» **Data about app and page elements**:
********************
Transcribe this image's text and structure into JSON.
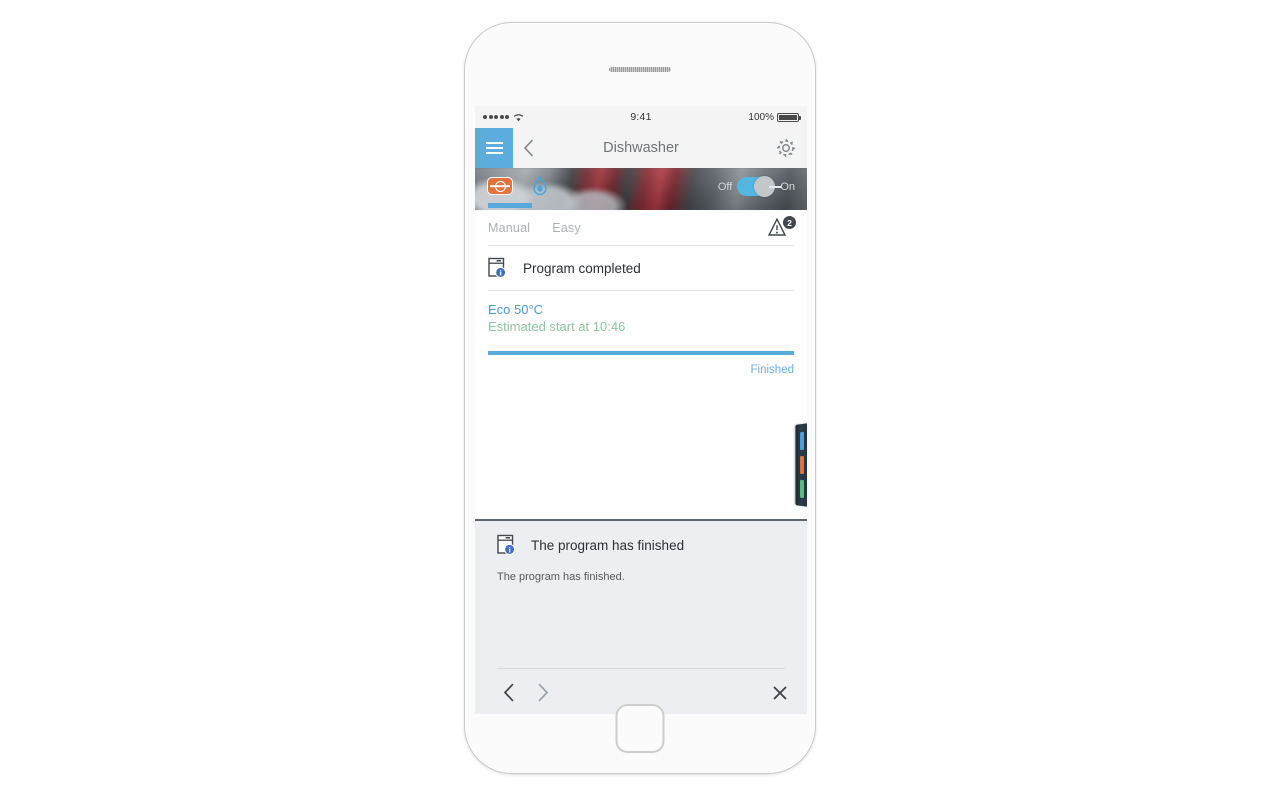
{
  "status_bar": {
    "signal_icon": "signal-dots-icon",
    "wifi_icon": "wifi-icon",
    "time": "9:41",
    "battery_percent": "100%",
    "battery_icon": "battery-full-icon"
  },
  "nav": {
    "menu_icon": "hamburger-menu-icon",
    "back_icon": "chevron-left-icon",
    "title": "Dishwasher",
    "settings_icon": "gear-icon"
  },
  "hero": {
    "salt_icon": "salt-refill-icon",
    "rinse_aid_icon": "water-drop-icon",
    "power_off_label": "Off",
    "power_on_label": "On",
    "power_state": "on",
    "toggle_icon": "power-toggle-switch"
  },
  "tabs": {
    "items": [
      {
        "label": "Manual",
        "active": true
      },
      {
        "label": "Easy",
        "active": false
      }
    ],
    "warning_icon": "warning-triangle-icon",
    "warning_count": "2"
  },
  "status": {
    "icon": "dishwasher-info-icon",
    "label": "Program completed"
  },
  "program": {
    "name": "Eco 50°C",
    "estimate": "Estimated start at 10:46",
    "progress_percent": 100,
    "state_label": "Finished"
  },
  "drawer": {
    "name": "color-indicator-drawer",
    "bars": [
      "#4aa3dc",
      "#e2763c",
      "#5fbd86"
    ]
  },
  "notification_panel": {
    "icon": "dishwasher-info-icon",
    "title": "The program has finished",
    "body": "The program has finished.",
    "prev_icon": "chevron-left-icon",
    "next_icon": "chevron-right-icon",
    "close_icon": "close-x-icon",
    "footer_icon": "dishwasher-info-icon"
  },
  "colors": {
    "accent_blue": "#56a9d9",
    "menu_blue": "#5cadde",
    "program_blue": "#4b9cd3",
    "estimate_green": "#8cc4a4",
    "salt_orange": "#e2733d",
    "panel_bg": "#eceef1"
  }
}
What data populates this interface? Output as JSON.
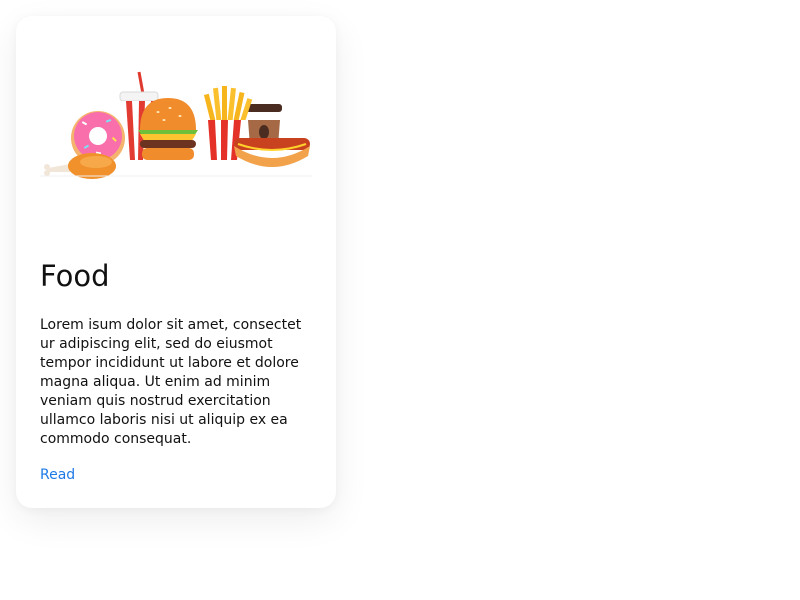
{
  "card": {
    "title": "Food",
    "body": "Lorem isum dolor sit amet, consectet ur adipiscing elit, sed do eiusmot tempor incididunt ut labore et dolore magna aliqua. Ut enim ad minim veniam quis nostrud exercitation ullamco laboris nisi ut aliquip ex ea commodo consequat.",
    "link_label": "Read",
    "link_color": "#1e7ae6",
    "image_icons": [
      "chicken-leg-icon",
      "donut-icon",
      "soda-cup-icon",
      "burger-icon",
      "fries-icon",
      "coffee-cup-icon",
      "hotdog-icon"
    ]
  }
}
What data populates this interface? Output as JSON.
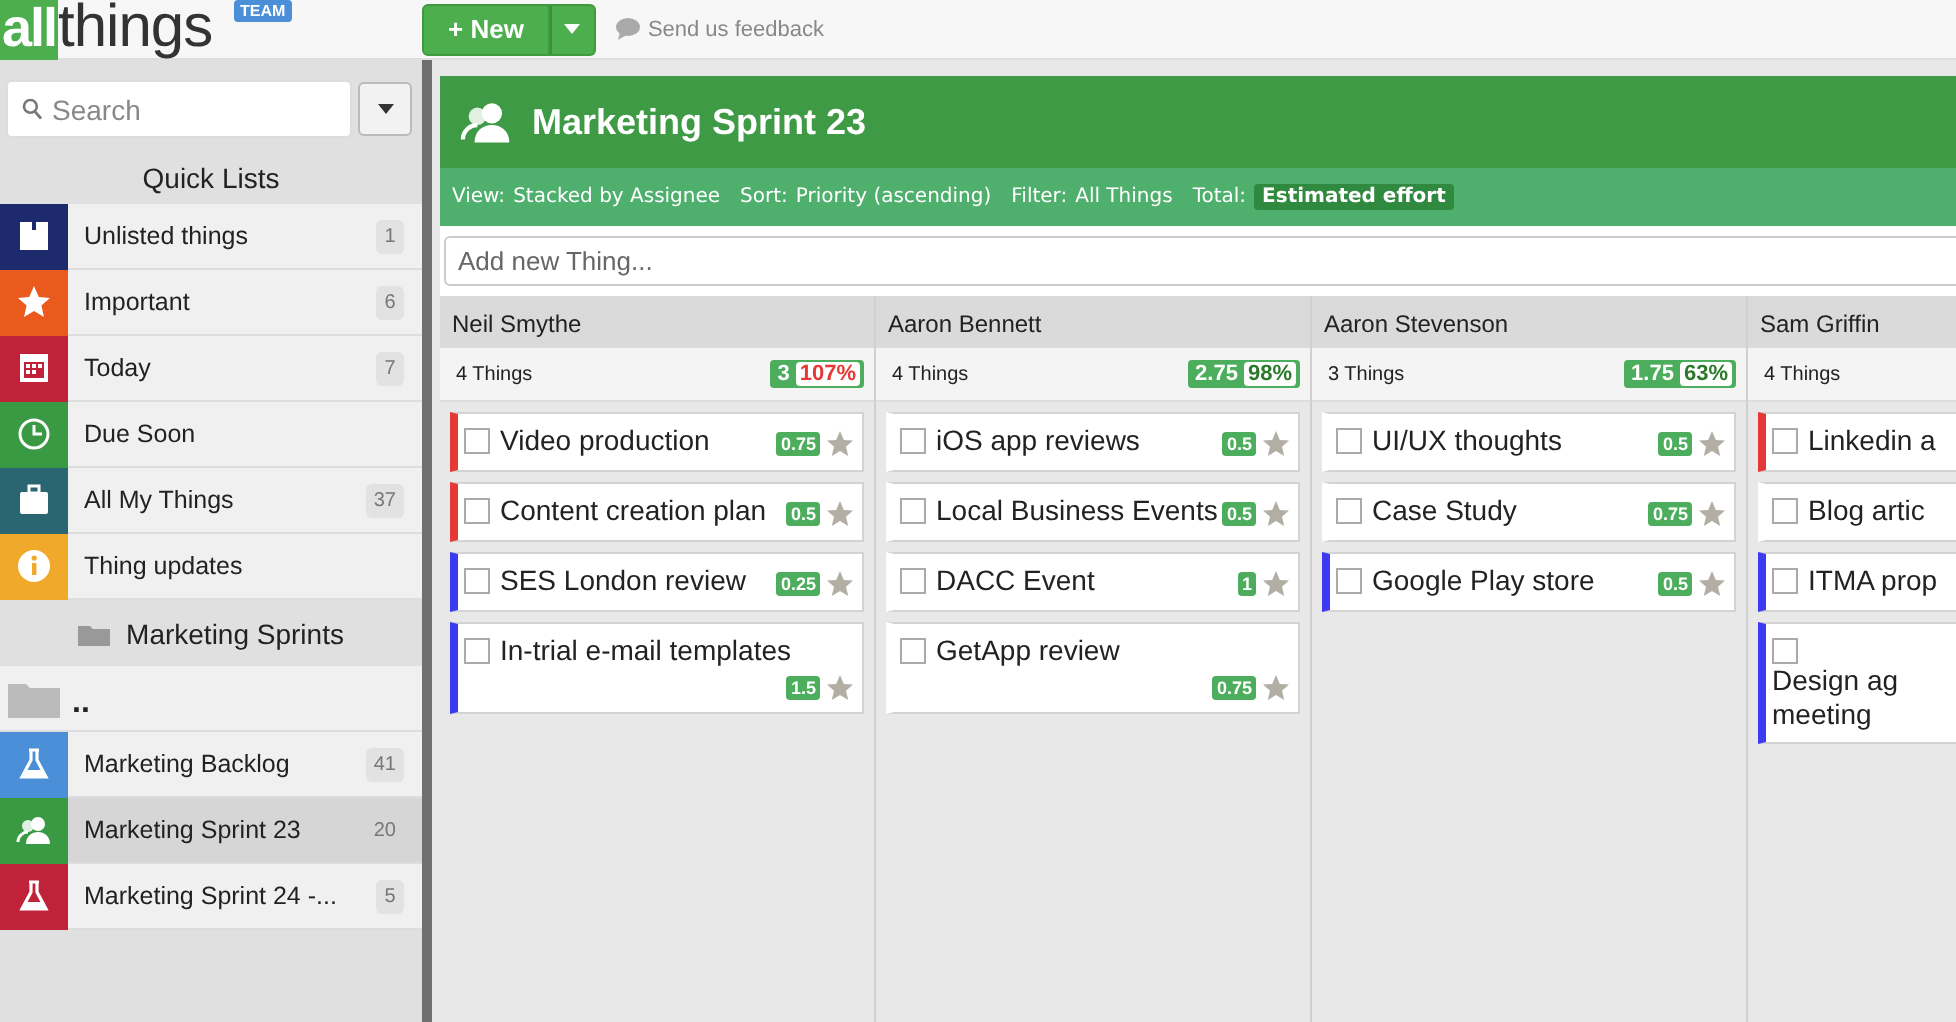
{
  "header": {
    "logo_left": "all",
    "logo_right": "things",
    "edition_badge": "TEAM",
    "new_button": "+ New",
    "feedback": "Send us feedback"
  },
  "sidebar": {
    "search": {
      "placeholder": "Search"
    },
    "quick_lists_title": "Quick Lists",
    "quick_lists": [
      {
        "label": "Unlisted things",
        "count": "1",
        "kind": "box",
        "color": "#1d2a6b",
        "selected": false
      },
      {
        "label": "Important",
        "count": "6",
        "kind": "star",
        "color": "#ea5a1c",
        "selected": false
      },
      {
        "label": "Today",
        "count": "7",
        "kind": "calendar",
        "color": "#c0223a",
        "selected": false
      },
      {
        "label": "Due Soon",
        "kind": "clock",
        "color": "#3a9a44",
        "selected": false
      },
      {
        "label": "All My Things",
        "count": "37",
        "kind": "briefcase",
        "color": "#2a6572",
        "selected": false
      },
      {
        "label": "Thing updates",
        "kind": "info",
        "color": "#f0a92a",
        "selected": false
      }
    ],
    "folder_title": "Marketing Sprints",
    "parent_folder": "..",
    "lists": [
      {
        "label": "Marketing Backlog",
        "count": "41",
        "kind": "flask",
        "color": "#4a8fd8",
        "selected": false
      },
      {
        "label": "Marketing Sprint 23",
        "count": "20",
        "kind": "team",
        "color": "#3a9a44",
        "selected": true
      },
      {
        "label": "Marketing Sprint 24 -...",
        "count": "5",
        "kind": "flask",
        "color": "#c0223a",
        "selected": false
      }
    ]
  },
  "board": {
    "title": "Marketing Sprint 23",
    "filters": [
      {
        "label": "View:",
        "value": "Stacked by Assignee",
        "highlighted": false
      },
      {
        "label": "Sort:",
        "value": "Priority (ascending)",
        "highlighted": false
      },
      {
        "label": "Filter:",
        "value": "All Things",
        "highlighted": false
      },
      {
        "label": "Total:",
        "value": "Estimated effort",
        "highlighted": true
      }
    ],
    "add_field": {
      "placeholder": "Add new Thing..."
    },
    "columns": [
      {
        "assignee": "Neil Smythe",
        "count": "4 Things",
        "total": "3",
        "percent": "107%",
        "over_capacity": true,
        "things": [
          {
            "title": "Video production",
            "effort": "0.75",
            "color": "#e53935",
            "checked": false,
            "starred": false
          },
          {
            "title": "Content creation plan",
            "effort": "0.5",
            "color": "#e53935",
            "checked": false,
            "starred": false
          },
          {
            "title": "SES London review",
            "effort": "0.25",
            "color": "#3b3bf0",
            "checked": false,
            "starred": false
          },
          {
            "title": "In-trial e-mail templates",
            "effort": "1.5",
            "color": "#3b3bf0",
            "checked": false,
            "starred": false
          }
        ]
      },
      {
        "assignee": "Aaron Bennett",
        "count": "4 Things",
        "total": "2.75",
        "percent": "98%",
        "over_capacity": false,
        "things": [
          {
            "title": "iOS app reviews",
            "effort": "0.5",
            "checked": false,
            "starred": false
          },
          {
            "title": "Local Business Events",
            "effort": "0.5",
            "checked": false,
            "starred": false
          },
          {
            "title": "DACC Event",
            "effort": "1",
            "checked": false,
            "starred": false
          },
          {
            "title": "GetApp review",
            "effort": "0.75",
            "checked": false,
            "starred": false
          }
        ]
      },
      {
        "assignee": "Aaron Stevenson",
        "count": "3 Things",
        "total": "1.75",
        "percent": "63%",
        "over_capacity": false,
        "things": [
          {
            "title": "UI/UX thoughts",
            "effort": "0.5",
            "checked": false,
            "starred": false
          },
          {
            "title": "Case Study",
            "effort": "0.75",
            "checked": false,
            "starred": false
          },
          {
            "title": "Google Play store",
            "effort": "0.5",
            "color": "#3b3bf0",
            "checked": false,
            "starred": false
          }
        ]
      },
      {
        "assignee": "Sam Griffin",
        "count": "4 Things",
        "things": [
          {
            "title": "Linkedin a",
            "color": "#e53935",
            "checked": false
          },
          {
            "title": "Blog artic",
            "checked": false
          },
          {
            "title": "ITMA prop",
            "color": "#3b3bf0",
            "checked": false
          },
          {
            "title": "Design ag meeting",
            "color": "#3b3bf0",
            "checked": false
          }
        ]
      }
    ]
  }
}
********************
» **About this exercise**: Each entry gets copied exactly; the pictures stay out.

» **Answer to the exercise**:
Transcribe this image's text and structure into JSON.
{
  "status_bar": {
    "signal_icon": "signal-dots-icon",
    "wifi_icon": "wifi-icon",
    "time": "9:41",
    "battery_percent": "100%",
    "battery_icon": "battery-full-icon"
  },
  "nav": {
    "menu_icon": "hamburger-menu-icon",
    "back_icon": "chevron-left-icon",
    "title": "Dishwasher",
    "settings_icon": "gear-icon"
  },
  "hero": {
    "salt_icon": "salt-refill-icon",
    "rinse_aid_icon": "water-drop-icon",
    "power_off_label": "Off",
    "power_on_label": "On",
    "power_state": "on",
    "toggle_icon": "power-toggle-switch"
  },
  "tabs": {
    "items": [
      {
        "label": "Manual",
        "active": true
      },
      {
        "label": "Easy",
        "active": false
      }
    ],
    "warning_icon": "warning-triangle-icon",
    "warning_count": "2"
  },
  "status": {
    "icon": "dishwasher-info-icon",
    "label": "Program completed"
  },
  "program": {
    "name": "Eco 50°C",
    "estimate": "Estimated start at 10:46",
    "progress_percent": 100,
    "state_label": "Finished"
  },
  "drawer": {
    "name": "color-indicator-drawer",
    "bars": [
      "#4aa3dc",
      "#e2763c",
      "#5fbd86"
    ]
  },
  "notification_panel": {
    "icon": "dishwasher-info-icon",
    "title": "The program has finished",
    "body": "The program has finished.",
    "prev_icon": "chevron-left-icon",
    "next_icon": "chevron-right-icon",
    "close_icon": "close-x-icon",
    "footer_icon": "dishwasher-info-icon"
  },
  "colors": {
    "accent_blue": "#56a9d9",
    "menu_blue": "#5cadde",
    "program_blue": "#4b9cd3",
    "estimate_green": "#8cc4a4",
    "salt_orange": "#e2733d",
    "panel_bg": "#eceef1"
  }
}
What data populates this interface? Output as JSON.
{
  "card": {
    "title": "Food",
    "body": "Lorem isum dolor sit amet, consectet ur adipiscing elit, sed do eiusmot tempor incididunt ut labore et dolore magna aliqua. Ut enim ad minim veniam quis nostrud exercitation ullamco laboris nisi ut aliquip ex ea commodo consequat.",
    "link_label": "Read",
    "link_color": "#1e7ae6",
    "image_icons": [
      "chicken-leg-icon",
      "donut-icon",
      "soda-cup-icon",
      "burger-icon",
      "fries-icon",
      "coffee-cup-icon",
      "hotdog-icon"
    ]
  }
}
What data populates this interface? Output as JSON.
{
  "header": {
    "logo_left": "all",
    "logo_right": "things",
    "edition_badge": "TEAM",
    "new_button": "+ New",
    "feedback": "Send us feedback"
  },
  "sidebar": {
    "search": {
      "placeholder": "Search"
    },
    "quick_lists_title": "Quick Lists",
    "quick_lists": [
      {
        "label": "Unlisted things",
        "count": "1",
        "kind": "box",
        "color": "#1d2a6b",
        "selected": false
      },
      {
        "label": "Important",
        "count": "6",
        "kind": "star",
        "color": "#ea5a1c",
        "selected": false
      },
      {
        "label": "Today",
        "count": "7",
        "kind": "calendar",
        "color": "#c0223a",
        "selected": false
      },
      {
        "label": "Due Soon",
        "kind": "clock",
        "color": "#3a9a44",
        "selected": false
      },
      {
        "label": "All My Things",
        "count": "37",
        "kind": "briefcase",
        "color": "#2a6572",
        "selected": false
      },
      {
        "label": "Thing updates",
        "kind": "info",
        "color": "#f0a92a",
        "selected": false
      }
    ],
    "folder_title": "Marketing Sprints",
    "parent_folder": "..",
    "lists": [
      {
        "label": "Marketing Backlog",
        "count": "41",
        "kind": "flask",
        "color": "#4a8fd8",
        "selected": false
      },
      {
        "label": "Marketing Sprint 23",
        "count": "20",
        "kind": "team",
        "color": "#3a9a44",
        "selected": true
      },
      {
        "label": "Marketing Sprint 24 -...",
        "count": "5",
        "kind": "flask",
        "color": "#c0223a",
        "selected": false
      }
    ]
  },
  "board": {
    "title": "Marketing Sprint 23",
    "filters": [
      {
        "label": "View:",
        "value": "Stacked by Assignee",
        "highlighted": false
      },
      {
        "label": "Sort:",
        "value": "Priority (ascending)",
        "highlighted": false
      },
      {
        "label": "Filter:",
        "value": "All Things",
        "highlighted": false
      },
      {
        "label": "Total:",
        "value": "Estimated effort",
        "highlighted": true
      }
    ],
    "add_field": {
      "placeholder": "Add new Thing..."
    },
    "columns": [
      {
        "assignee": "Neil Smythe",
        "count": "4 Things",
        "total": "3",
        "percent": "107%",
        "over_capacity": true,
        "things": [
          {
            "title": "Video production",
            "effort": "0.75",
            "color": "#e53935",
            "checked": false,
            "starred": false
          },
          {
            "title": "Content creation plan",
            "effort": "0.5",
            "color": "#e53935",
            "checked": false,
            "starred": false
          },
          {
            "title": "SES London review",
            "effort": "0.25",
            "color": "#3b3bf0",
            "checked": false,
            "starred": false
          },
          {
            "title": "In-trial e-mail templates",
            "effort": "1.5",
            "color": "#3b3bf0",
            "checked": false,
            "starred": false
          }
        ]
      },
      {
        "assignee": "Aaron Bennett",
        "count": "4 Things",
        "total": "2.75",
        "percent": "98%",
        "over_capacity": false,
        "things": [
          {
            "title": "iOS app reviews",
            "effort": "0.5",
            "checked": false,
            "starred": false
          },
          {
            "title": "Local Business Events",
            "effort": "0.5",
            "checked": false,
            "starred": false
          },
          {
            "title": "DACC Event",
            "effort": "1",
            "checked": false,
            "starred": false
          },
          {
            "title": "GetApp review",
            "effort": "0.75",
            "checked": false,
            "starred": false
          }
        ]
      },
      {
        "assignee": "Aaron Stevenson",
        "count": "3 Things",
        "total": "1.75",
        "percent": "63%",
        "over_capacity": false,
        "things": [
          {
            "title": "UI/UX thoughts",
            "effort": "0.5",
            "checked": false,
            "starred": false
          },
          {
            "title": "Case Study",
            "effort": "0.75",
            "checked": false,
            "starred": false
          },
          {
            "title": "Google Play store",
            "effort": "0.5",
            "color": "#3b3bf0",
            "checked": false,
            "starred": false
          }
        ]
      },
      {
        "assignee": "Sam Griffin",
        "count": "4 Things",
        "things": [
          {
            "title": "Linkedin a",
            "color": "#e53935",
            "checked": false
          },
          {
            "title": "Blog artic",
            "checked": false
          },
          {
            "title": "ITMA prop",
            "color": "#3b3bf0",
            "checked": false
          },
          {
            "title": "Design ag meeting",
            "color": "#3b3bf0",
            "checked": false
          }
        ]
      }
    ]
  }
}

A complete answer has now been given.